Saturday, June 6, 2015

Growing your own feed

One of the ideas that I had in my early farming dreams was raising the feed for my animals on my own ground.  In industry they call it vertical integration.  Not a new idea by any stretch, but one that seems to be particularly attractive to farmers.  

The livestock that I have is primarily pigs, but I'm transitioning to cows and I expect I'll have more pounds of cows (animal units of cows) by 2017... but pigs and cows eat different things, so to pursue the dream of producing my own feed I have to go two different directions.  

The last of the corn going in.  If you look carefully in the distance you'll see the tractor
 For forage production, and I'm talking about hay and alfalfa here, the basic strategy is to provide enough grazing space that during the growing season the animals can feed themselves, and to have enough non or minimally grazed space so that you can put away enough hay to feed the animals through the winter.  right now that looks like 1 acre per cow for grazing, and one acre for haying.   So for 25 cows, which is where I'm at now, I need about 50 acres of forage crops.

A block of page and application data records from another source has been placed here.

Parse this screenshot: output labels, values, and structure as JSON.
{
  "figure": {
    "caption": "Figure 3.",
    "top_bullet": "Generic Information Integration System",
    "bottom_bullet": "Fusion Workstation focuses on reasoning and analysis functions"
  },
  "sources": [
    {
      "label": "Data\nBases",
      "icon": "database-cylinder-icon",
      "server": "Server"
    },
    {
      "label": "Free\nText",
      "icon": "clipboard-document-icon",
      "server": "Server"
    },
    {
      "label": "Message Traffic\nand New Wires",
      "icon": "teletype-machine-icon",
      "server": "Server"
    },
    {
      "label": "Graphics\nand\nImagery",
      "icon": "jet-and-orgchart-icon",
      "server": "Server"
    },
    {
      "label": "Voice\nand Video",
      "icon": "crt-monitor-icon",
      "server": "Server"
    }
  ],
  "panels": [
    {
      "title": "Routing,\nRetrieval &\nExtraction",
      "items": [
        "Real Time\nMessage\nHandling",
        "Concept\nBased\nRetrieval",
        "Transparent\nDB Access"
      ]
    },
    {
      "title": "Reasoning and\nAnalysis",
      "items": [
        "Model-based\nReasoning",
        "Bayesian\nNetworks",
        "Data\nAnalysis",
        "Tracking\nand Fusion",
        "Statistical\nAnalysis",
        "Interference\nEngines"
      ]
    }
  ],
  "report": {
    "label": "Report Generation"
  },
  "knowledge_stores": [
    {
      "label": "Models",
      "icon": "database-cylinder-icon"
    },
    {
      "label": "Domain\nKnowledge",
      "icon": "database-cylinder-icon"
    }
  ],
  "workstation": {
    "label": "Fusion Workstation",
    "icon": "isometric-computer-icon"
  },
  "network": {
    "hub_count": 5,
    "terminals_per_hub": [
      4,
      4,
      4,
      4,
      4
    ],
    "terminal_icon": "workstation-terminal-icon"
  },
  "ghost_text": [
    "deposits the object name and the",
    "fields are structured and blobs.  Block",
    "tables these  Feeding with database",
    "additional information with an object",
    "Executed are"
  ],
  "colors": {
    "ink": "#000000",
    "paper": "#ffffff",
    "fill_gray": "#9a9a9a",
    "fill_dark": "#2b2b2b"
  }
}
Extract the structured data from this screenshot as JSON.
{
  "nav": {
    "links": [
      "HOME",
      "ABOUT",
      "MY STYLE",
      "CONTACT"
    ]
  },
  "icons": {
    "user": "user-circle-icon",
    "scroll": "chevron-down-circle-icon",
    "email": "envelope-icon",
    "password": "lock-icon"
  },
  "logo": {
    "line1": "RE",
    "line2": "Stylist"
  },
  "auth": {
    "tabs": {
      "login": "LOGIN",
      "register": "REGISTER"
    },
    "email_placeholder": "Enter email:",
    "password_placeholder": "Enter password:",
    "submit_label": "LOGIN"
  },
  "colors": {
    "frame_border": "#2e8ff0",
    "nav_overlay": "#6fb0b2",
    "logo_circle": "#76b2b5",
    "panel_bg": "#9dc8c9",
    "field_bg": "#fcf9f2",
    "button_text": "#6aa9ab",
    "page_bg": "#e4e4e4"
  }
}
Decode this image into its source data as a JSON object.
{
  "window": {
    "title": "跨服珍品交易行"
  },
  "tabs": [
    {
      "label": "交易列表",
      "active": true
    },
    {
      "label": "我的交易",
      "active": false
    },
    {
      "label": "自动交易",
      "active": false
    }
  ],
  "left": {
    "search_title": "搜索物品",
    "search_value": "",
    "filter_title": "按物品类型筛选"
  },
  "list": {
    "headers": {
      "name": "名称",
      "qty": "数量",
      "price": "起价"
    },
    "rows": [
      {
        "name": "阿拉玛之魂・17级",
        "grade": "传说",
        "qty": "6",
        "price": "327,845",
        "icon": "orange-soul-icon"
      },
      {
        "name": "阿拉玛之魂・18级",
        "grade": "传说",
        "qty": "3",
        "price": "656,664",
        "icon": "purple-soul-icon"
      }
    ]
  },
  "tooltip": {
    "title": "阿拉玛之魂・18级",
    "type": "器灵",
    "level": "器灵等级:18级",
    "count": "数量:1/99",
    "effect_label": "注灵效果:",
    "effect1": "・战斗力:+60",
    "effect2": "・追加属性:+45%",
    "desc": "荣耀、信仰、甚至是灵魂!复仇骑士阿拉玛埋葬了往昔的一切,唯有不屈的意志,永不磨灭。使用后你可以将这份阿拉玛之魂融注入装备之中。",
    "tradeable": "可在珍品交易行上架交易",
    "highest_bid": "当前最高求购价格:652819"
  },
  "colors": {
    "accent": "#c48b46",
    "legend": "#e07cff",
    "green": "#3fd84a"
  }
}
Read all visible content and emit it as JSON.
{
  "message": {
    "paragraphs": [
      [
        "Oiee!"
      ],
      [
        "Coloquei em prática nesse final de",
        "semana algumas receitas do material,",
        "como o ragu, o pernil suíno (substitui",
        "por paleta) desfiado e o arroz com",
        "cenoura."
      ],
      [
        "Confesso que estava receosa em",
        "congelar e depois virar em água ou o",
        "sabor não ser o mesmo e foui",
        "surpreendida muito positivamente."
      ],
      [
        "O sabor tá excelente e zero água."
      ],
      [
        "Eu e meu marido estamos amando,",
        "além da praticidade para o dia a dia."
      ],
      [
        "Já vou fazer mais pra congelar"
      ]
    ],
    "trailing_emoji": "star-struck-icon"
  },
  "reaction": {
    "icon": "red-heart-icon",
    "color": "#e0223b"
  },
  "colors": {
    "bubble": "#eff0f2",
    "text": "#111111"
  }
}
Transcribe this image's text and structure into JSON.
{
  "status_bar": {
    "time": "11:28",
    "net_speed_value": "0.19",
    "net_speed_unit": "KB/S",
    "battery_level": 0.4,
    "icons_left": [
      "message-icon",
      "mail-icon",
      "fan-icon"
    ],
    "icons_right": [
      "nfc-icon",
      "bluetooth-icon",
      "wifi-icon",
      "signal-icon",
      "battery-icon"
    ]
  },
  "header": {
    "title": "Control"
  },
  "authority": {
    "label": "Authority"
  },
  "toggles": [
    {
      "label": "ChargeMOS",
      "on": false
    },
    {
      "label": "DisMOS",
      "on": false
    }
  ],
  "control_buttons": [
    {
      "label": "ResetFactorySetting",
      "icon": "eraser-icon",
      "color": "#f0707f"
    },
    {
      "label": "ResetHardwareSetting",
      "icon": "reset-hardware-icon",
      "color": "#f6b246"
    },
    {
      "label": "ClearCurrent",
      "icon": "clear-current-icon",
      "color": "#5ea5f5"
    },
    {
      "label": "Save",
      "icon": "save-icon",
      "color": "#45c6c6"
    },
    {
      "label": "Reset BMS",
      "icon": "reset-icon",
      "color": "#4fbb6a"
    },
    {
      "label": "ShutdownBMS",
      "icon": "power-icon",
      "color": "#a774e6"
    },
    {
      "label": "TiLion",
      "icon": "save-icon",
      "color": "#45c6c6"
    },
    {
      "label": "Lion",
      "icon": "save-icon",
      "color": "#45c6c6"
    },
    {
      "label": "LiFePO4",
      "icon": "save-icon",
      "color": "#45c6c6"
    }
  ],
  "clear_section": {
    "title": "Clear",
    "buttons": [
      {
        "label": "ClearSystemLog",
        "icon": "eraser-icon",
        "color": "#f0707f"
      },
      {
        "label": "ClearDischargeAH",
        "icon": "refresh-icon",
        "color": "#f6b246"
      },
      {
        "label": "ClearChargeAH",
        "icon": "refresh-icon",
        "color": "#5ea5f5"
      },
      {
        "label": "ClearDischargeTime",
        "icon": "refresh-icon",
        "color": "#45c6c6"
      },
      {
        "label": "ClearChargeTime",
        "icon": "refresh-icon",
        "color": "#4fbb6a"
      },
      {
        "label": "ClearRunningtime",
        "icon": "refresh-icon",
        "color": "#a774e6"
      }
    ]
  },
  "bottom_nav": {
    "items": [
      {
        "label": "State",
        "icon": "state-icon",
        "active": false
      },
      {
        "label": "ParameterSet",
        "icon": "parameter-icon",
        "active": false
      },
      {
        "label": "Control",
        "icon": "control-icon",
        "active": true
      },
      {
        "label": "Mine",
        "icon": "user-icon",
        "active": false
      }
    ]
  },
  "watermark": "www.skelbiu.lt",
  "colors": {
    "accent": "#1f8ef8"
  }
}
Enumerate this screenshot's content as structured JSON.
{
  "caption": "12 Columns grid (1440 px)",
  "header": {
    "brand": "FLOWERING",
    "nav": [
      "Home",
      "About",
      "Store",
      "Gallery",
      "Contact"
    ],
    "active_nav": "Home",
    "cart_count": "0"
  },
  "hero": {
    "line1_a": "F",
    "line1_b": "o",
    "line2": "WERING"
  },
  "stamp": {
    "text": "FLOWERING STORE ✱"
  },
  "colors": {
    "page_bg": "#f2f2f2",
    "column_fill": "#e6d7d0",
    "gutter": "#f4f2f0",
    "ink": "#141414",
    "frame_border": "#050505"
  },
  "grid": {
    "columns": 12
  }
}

I call them crops because they're planted; you use a different device to get the crop in, but it takes some time and effort to do it right.   One established there's the time and effort to bring the crop into the barn, and even the grazed areas need some care and attention.  Mowing, to keep the weeds from developing seedheads, observation to avoid bare spots (and replant any that appear) and moving the cows from place to place to make sure that the pasture gets rest periods for regrowth.
only two more rows to go
This is my third year of raising corn, and I'm getting better at it.  I spent 30 hours of wrench-time to get the john deere 7000 4-row planter into perfect shape this year; purchased new seed meters, replaced a couple of opening disks and went over it carefully and replaced all of the nuts and bolts that were worn or stripped, and greased the whole thing prior to planting.  The result of it is that it worked perfectly, and I have to admit some satisfaction when somehting just works without a hitch.   Well, the hitch was the 30 hours of labor, but this year it was at a time and place of my choosing, which beats the heck out of having it happen in the middle of a field or in the middle of a planting.  I'm learning to schedule my "emergencies", and I'm learning not to put off maintenance; or at the very least, to make a list of things so that I can do it during non-peak seasons.

the 20 or so acres of corn I've put in this year in theory will produce 87 or so tons of corn at the end of the season -- not silage, but the grain corn itself.  That's calculated to be enough to feed the pigs through an entire year with the carbohydrate portion of their diet.   So far so good.  I'm hoping that I can get it in, and store it, in good enough shape that I can substantially reduce my feed order starting this fall.

With the forage I'm about 33% done with that already.  I'll take another hay cutting around june 20th, weather permitting, and if that works out that'll put me well over 50% on the forage side.

So it's a little like managing two different projects.  

Pictures taken where the orange, yellow and red lines intersect, facing north towards the river


Bill Gauch said...

I'm interested to see this from your PNW perspective. Here in New England, I've always read that it's pointless to grow your own hay and your own corn. The savings after the cost (labor, land, seed) to grow far exceeds what you could make as profit growing alternate crops and buying feed.

George said...

Congrats on getting the 7000 in fine working order, they are a great, affordable piece of planting equipment. If for some reason you have issues w/ the corn not drying down enough come harvest time, we have brought in a grain roaster to roast the corn and cool it. It then gets put directly into the grain bin for storage.

I'm eager to one day be on my own farm (currently managing 165ac of someone else's) and try out that grid planting method for corn I've read about. It's not so important for no till, chemical farmers, but for the organic or tillage type farm it looks to be an interesting method to save on labor (no time cultivating), without drastically reducing yields.

Bruce King said...

George: I agree with you on the 7000. It's a simple and effective machine that actually works to plant my pumpkins/squash as well, so I'll have straight rows of them this year (read: cultivatable, machine-weedable), too. Happy about that.
A grain roaster may be the next thing; I can feed high-moisture corn to the pigs directly, even a little fermented, out of my silage pit if need be. I'd rather store it dry in a bin (easier access to the feed), but it depends on how well I can get it to dry down in the field.

Grid planting - have a reference I can look at to see what you're talking about? I purchased some cultivators that people have been using on sweet corn, 8 row / 30" rows that match the planter, so I'll be weeding the corn with them this year, but only between the rows, not in the row.

Bruce King said...

Bill: regarding what you can and cannot grow, I can't tell you the number of people that have told me point-blank that I can't grow alfalfa here in western washington. That I shouldn't even try. Now I cheated a bit -- the local agricultural extension did a field study with a bunch of varieties of alfalfa and found 5 or 6 strains that did well, and I chose to plant one of those strains, so I had good reason to think it would grow, and it did. Happy with it.

regarding "it's pointless to grown your own hay or grain" -- that deserves a longer response